1.  Thanks to funding provided by the Henry Luce Foundation, the gallery records can be accessed on the website of the Archives of American Art, at the Smithsonian in Washington, D.C

2.  Deborah M. Child, “Samuel Jordan: Artist, Thief, Villain,” Antiques & Fine Art magazine, Summer/Autumn 2009 issue (vol. IX, issue 5) 146–153. 

3.  Lindsay Pollock, The Girl with the Gallery and the Making of the Modern Art Market (Location? Public Affairs, 2007), 135–136. 

4.  Downtown Gallery records, 1824–1974, bulk 1926–1969. Archives of American Art, Smithsonian Institution, Reel 5558, frame 504, 868-869. 
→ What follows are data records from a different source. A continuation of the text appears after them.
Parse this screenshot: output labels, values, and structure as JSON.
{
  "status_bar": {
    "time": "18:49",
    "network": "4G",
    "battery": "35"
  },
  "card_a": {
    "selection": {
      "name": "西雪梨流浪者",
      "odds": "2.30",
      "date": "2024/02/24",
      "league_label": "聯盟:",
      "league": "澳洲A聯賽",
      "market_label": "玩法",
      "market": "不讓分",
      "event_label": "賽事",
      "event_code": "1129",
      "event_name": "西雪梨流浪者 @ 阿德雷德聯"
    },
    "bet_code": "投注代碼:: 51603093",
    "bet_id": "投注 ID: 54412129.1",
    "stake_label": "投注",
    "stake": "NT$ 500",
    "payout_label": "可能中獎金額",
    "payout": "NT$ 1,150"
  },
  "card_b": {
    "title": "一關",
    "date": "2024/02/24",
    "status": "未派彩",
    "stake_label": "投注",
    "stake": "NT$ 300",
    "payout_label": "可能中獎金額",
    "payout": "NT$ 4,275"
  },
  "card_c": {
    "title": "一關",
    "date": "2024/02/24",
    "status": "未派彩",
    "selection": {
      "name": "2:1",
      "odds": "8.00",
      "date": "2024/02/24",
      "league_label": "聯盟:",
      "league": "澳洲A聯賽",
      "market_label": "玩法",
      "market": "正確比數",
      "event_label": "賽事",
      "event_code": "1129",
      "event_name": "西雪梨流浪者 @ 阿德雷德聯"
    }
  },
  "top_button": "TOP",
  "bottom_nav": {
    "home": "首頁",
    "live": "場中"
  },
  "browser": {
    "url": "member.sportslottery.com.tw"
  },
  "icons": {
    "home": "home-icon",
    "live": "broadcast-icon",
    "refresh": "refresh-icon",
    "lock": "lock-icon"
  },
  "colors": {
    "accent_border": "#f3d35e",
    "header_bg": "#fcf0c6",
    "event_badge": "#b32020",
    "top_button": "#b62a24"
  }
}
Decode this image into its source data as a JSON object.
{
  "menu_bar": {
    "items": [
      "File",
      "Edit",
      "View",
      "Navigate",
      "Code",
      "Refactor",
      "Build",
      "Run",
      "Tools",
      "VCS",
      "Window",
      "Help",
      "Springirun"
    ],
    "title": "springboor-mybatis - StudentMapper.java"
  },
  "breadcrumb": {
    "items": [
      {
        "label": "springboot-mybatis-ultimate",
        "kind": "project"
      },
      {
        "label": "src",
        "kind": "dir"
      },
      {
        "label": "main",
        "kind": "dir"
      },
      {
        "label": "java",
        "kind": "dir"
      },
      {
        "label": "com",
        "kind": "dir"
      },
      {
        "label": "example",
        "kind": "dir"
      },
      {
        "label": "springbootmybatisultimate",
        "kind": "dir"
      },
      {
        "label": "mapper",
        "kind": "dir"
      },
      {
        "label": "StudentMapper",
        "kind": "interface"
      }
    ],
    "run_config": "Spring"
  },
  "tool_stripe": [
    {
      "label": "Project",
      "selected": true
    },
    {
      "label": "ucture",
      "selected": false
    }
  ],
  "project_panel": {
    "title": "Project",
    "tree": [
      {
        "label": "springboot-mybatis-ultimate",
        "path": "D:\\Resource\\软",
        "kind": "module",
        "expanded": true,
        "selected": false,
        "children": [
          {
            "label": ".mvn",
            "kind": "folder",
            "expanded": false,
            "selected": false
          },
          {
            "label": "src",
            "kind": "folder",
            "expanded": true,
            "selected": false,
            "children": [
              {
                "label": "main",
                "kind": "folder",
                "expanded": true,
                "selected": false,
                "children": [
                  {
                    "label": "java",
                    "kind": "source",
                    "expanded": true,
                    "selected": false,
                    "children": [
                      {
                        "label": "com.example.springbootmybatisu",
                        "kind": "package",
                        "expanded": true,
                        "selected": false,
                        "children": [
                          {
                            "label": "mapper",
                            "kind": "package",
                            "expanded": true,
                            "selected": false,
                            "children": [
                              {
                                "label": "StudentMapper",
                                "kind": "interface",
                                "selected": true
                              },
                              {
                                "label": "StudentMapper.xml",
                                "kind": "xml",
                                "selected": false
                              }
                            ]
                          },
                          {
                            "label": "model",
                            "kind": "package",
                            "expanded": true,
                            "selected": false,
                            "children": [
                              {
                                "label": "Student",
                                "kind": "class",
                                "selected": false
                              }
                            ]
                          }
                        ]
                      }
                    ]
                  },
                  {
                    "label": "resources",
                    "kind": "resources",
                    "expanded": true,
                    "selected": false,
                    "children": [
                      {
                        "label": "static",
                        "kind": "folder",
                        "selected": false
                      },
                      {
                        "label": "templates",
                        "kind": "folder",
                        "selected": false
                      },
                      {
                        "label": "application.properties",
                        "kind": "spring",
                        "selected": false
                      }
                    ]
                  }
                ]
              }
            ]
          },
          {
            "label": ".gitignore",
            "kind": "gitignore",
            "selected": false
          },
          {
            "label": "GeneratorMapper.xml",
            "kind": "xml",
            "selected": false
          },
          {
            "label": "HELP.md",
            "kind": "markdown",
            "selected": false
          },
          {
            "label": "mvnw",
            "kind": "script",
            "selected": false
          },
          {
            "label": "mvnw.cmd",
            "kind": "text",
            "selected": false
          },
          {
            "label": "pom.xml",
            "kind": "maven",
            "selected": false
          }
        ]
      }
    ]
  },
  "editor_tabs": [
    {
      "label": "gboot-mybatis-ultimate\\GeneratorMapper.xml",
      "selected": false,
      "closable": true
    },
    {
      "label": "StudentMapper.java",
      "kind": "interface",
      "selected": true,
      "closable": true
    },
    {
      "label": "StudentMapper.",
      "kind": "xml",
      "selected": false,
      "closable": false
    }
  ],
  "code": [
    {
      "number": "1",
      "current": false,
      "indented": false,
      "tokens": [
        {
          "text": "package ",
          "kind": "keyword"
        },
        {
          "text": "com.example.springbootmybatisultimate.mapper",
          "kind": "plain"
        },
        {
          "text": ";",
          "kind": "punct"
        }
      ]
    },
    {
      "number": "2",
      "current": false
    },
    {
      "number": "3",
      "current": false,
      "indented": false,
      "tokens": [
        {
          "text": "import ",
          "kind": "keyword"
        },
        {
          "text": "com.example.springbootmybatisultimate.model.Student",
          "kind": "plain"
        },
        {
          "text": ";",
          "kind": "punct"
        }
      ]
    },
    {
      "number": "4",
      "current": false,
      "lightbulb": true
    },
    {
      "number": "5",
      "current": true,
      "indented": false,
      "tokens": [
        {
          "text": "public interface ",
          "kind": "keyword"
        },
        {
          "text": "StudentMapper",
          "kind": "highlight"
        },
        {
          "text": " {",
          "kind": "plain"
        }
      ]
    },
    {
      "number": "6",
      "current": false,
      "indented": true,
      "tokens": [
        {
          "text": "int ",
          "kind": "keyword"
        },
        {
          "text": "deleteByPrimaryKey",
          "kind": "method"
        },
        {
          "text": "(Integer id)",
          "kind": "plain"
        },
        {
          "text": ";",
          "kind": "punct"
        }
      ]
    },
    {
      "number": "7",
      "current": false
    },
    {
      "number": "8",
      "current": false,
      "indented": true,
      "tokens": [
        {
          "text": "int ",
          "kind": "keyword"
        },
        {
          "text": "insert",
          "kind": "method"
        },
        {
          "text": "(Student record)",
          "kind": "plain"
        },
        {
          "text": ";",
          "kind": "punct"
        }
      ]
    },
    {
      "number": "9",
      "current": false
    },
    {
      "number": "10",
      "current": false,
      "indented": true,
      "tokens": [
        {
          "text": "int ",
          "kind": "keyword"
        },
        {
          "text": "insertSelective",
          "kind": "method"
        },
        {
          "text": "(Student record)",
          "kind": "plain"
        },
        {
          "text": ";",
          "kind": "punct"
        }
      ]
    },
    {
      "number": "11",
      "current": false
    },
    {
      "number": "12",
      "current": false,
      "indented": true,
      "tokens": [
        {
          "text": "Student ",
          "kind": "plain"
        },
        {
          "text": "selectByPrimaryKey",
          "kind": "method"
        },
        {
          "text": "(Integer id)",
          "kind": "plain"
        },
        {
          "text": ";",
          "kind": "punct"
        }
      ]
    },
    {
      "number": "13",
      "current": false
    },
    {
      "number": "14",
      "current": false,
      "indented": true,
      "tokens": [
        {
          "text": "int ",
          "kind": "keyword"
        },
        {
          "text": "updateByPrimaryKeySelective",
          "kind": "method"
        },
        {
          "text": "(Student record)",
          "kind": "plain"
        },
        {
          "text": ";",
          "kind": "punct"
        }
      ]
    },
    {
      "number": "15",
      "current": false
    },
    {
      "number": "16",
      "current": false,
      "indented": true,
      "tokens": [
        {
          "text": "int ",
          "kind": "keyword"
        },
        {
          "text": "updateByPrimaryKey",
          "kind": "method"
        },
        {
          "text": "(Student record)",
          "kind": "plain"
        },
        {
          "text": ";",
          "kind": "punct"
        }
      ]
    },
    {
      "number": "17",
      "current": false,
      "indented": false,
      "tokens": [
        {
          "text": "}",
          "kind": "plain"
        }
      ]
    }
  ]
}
5.  For more information on Early American Old Spice products including their face powder see Another advertisement found in the gallery files featured Milton W. Hopkin’s portrait of Agnes Frazee and Child (Philadelphia Museum of Art, Gift of Edgar William and Bernice Chrysler Garbisch) promoting General Food’s egg custard. Downtown Gallery records, 1824–1974, bulk 1926–1969. Archives of American Art, Smithsonian Institution, Reel 5559, frame 102. 

6.  Downtown Gallery records, 1824–1974, bulk 1926–1969. Archives of American Art, Smithsonian Institution, Reel 5559, frame 855-857 & frame 1083-1085. Purchase slip dated Oct. 17, 1947 Mr. Bradford Kelleher paid $55 for watercolor Schooldays by Elizabeth Andrews dated 1826 found in Long Island. Downtown Gallery records, 1824–1974, bulk 1926–1969. Archives of American Art, Smithsonian Institution, Reel 5615, frame 691. 

7.  The gallery records note: “According to the previous owner, the Van Name family was among the early settlers of Staten Island where the painting was found. Sold to Garbisch in 1959.” Downtown Gallery records, 1824–1974, bulk 1926–1969. Archives of American Art, Reel 5558, frame 313, 314, 315. 

8.  For details of this portrait #1010a and that of her brother Boy in Rose Garden #1010b see Downtown Gallery records, 1824–1974, bulk 1926–1969. Archives of American Art, Smithsonian Institution, Reel 5558, frames 327–331, 510–512. The sales slip, dated January 7, 1947, lists Halpert as the seller (inventory number 315) to the gallery, for $189. These were shown in a gallery exhibit of American Folk Art in 1949. Sold to Edgar William Garbisch in 1956, their current location is unknown. Downtown Gallery Records Reel 5558, frame 327–328, 510–512. 

9.  In an exhibit of folk art held at her premises on 32 East 51st St., Halpert specified “Exhibits not for sale except to museums.” Downtown Gallery records, 1824–1974, bulk 1926–1969. Archives of American Art, Smithsonian Institution, Reel 5640, frame 807.

Deborah M. Child is an independent scholar and lecturer with a particular interest in folk art of the late eighteenth and early nineteenth century. Samples of her publications can be viewed at The author would like to thank Marisa Bourgoin, Head of References Services, Archives of American Art, for her assistance throughout the preparation of this article. 

This article was originally published in the Summer 2021 issue of Antiques & Fine Art magazine, a fully digitized version of which is available at AFA is affiliated with